▶ _Data to examine_
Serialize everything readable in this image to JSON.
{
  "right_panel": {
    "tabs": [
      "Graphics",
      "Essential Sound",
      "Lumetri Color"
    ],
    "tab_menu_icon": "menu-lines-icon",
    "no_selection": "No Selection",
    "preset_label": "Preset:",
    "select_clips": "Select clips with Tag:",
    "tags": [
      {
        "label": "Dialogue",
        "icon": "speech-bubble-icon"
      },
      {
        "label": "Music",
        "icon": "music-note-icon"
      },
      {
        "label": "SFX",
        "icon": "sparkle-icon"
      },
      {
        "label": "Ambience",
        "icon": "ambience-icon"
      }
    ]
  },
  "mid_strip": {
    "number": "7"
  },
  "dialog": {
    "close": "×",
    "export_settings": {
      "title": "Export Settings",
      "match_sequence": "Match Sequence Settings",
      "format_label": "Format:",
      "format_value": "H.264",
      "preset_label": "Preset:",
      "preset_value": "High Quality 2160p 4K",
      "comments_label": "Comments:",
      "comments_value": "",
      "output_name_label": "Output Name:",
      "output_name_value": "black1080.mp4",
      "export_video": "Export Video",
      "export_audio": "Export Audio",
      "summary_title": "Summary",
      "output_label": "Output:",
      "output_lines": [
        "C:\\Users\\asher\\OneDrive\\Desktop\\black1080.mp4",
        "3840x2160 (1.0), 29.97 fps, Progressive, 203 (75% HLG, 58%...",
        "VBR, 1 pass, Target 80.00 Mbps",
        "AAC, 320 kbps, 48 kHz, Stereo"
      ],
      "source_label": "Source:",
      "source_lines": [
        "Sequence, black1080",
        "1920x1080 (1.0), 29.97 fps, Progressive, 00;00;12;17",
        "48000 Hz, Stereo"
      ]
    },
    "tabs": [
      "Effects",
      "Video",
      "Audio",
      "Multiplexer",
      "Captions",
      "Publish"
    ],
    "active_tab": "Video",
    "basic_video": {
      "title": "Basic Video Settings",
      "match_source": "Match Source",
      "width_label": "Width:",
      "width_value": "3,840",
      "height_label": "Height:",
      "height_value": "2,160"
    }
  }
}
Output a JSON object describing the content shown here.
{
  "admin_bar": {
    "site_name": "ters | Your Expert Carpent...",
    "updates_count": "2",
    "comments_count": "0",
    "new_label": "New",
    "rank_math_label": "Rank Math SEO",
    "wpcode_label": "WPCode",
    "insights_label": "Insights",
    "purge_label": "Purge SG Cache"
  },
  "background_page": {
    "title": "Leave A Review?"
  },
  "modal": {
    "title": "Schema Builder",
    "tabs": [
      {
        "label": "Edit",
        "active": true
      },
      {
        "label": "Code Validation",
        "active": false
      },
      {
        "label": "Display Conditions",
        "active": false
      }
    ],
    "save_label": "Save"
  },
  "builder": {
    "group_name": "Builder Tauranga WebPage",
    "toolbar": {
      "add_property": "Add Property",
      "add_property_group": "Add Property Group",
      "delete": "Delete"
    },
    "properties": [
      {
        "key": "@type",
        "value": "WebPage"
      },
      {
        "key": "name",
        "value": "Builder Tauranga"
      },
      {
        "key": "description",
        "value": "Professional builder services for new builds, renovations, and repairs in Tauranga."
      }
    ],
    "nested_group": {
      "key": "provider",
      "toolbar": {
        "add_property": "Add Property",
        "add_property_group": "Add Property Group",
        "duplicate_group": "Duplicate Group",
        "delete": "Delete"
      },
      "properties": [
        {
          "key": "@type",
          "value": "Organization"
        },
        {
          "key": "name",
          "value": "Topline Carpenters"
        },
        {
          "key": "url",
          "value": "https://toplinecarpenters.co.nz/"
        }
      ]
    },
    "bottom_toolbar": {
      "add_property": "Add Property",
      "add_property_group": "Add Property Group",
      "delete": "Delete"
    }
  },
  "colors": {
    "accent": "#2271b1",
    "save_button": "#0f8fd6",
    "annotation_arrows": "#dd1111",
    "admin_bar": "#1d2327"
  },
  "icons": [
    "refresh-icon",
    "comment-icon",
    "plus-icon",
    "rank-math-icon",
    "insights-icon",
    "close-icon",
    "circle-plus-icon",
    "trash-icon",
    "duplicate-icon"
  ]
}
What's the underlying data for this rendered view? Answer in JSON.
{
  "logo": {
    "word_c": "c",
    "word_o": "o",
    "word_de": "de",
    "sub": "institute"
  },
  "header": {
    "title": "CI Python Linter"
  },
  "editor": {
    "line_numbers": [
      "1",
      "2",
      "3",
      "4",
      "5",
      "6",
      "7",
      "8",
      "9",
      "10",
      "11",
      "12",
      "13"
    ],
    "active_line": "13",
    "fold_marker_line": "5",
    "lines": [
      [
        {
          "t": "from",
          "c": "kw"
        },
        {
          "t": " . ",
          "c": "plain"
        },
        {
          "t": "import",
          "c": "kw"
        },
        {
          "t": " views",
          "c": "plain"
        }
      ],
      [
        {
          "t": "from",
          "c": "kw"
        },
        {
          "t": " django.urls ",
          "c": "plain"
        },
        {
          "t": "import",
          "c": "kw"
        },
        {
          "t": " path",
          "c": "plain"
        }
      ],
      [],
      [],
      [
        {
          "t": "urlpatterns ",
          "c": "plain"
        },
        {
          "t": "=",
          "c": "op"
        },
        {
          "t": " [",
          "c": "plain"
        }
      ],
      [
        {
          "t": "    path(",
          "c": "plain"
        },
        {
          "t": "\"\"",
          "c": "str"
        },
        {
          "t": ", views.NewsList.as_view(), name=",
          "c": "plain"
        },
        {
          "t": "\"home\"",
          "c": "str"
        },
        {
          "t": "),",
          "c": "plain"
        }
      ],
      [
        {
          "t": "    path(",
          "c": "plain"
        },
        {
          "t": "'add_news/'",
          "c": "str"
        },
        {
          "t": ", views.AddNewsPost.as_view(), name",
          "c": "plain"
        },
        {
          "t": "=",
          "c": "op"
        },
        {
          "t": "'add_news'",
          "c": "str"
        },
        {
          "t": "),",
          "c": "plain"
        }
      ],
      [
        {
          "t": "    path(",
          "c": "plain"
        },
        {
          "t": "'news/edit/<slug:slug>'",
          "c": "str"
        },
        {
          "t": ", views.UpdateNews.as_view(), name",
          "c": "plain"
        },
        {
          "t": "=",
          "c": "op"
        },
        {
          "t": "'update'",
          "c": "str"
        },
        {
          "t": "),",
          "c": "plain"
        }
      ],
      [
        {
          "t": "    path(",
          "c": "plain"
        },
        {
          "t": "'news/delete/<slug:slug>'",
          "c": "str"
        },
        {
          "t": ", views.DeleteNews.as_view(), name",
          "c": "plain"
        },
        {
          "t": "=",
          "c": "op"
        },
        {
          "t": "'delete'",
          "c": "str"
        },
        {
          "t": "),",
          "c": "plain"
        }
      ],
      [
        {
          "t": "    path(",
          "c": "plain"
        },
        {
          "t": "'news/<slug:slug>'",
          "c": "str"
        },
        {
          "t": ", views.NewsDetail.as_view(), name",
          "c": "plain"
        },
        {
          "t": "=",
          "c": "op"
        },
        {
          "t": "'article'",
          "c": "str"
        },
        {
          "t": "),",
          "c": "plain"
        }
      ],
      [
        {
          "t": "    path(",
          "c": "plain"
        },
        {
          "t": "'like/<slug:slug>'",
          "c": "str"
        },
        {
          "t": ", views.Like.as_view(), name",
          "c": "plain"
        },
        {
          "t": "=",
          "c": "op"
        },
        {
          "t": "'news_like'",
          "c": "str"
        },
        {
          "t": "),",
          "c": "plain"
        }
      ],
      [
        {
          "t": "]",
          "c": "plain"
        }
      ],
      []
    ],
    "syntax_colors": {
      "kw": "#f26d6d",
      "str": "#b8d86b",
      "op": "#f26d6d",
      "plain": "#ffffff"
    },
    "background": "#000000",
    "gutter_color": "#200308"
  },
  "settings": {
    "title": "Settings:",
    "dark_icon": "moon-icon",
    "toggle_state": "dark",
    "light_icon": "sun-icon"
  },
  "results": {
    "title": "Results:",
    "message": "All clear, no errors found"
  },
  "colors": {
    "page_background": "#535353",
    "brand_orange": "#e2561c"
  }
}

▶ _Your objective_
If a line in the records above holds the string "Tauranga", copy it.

▶ _Solution to the exercise_
    "group_name": "Builder Tauranga WebPage",
        "value": "Builder Tauranga"
        "value": "Professional builder services for new builds, renovations, and repairs in Tauranga."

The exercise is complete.